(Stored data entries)
-=-=-

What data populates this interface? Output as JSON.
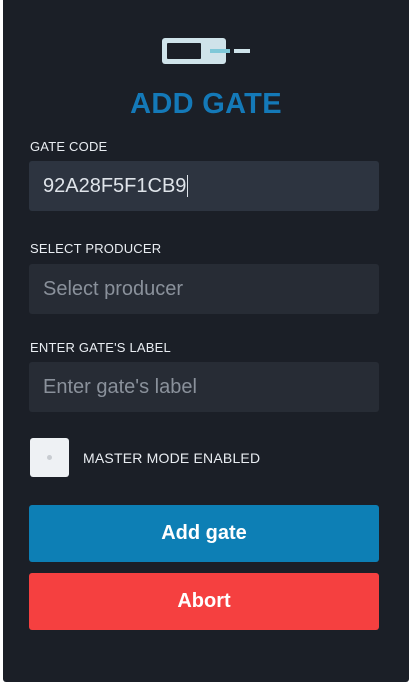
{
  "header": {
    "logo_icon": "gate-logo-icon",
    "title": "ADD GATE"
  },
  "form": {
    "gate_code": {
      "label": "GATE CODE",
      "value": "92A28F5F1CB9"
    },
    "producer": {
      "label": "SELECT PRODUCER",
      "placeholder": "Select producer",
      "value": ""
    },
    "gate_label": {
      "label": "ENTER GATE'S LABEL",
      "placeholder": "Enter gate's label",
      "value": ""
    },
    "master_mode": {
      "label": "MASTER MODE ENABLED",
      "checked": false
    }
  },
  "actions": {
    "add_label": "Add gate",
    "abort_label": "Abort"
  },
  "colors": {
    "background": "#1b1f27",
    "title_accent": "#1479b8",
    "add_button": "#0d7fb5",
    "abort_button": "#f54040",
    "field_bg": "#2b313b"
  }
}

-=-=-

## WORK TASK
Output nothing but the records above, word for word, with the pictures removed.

## EXERCISE RESPONSE
What data populates this interface? Output as JSON.
{
  "header": {
    "logo_icon": "gate-logo-icon",
    "title": "ADD GATE"
  },
  "form": {
    "gate_code": {
      "label": "GATE CODE",
      "value": "92A28F5F1CB9"
    },
    "producer": {
      "label": "SELECT PRODUCER",
      "placeholder": "Select producer",
      "value": ""
    },
    "gate_label": {
      "label": "ENTER GATE'S LABEL",
      "placeholder": "Enter gate's label",
      "value": ""
    },
    "master_mode": {
      "label": "MASTER MODE ENABLED",
      "checked": false
    }
  },
  "actions": {
    "add_label": "Add gate",
    "abort_label": "Abort"
  },
  "colors": {
    "background": "#1b1f27",
    "title_accent": "#1479b8",
    "add_button": "#0d7fb5",
    "abort_button": "#f54040",
    "field_bg": "#2b313b"
  }
}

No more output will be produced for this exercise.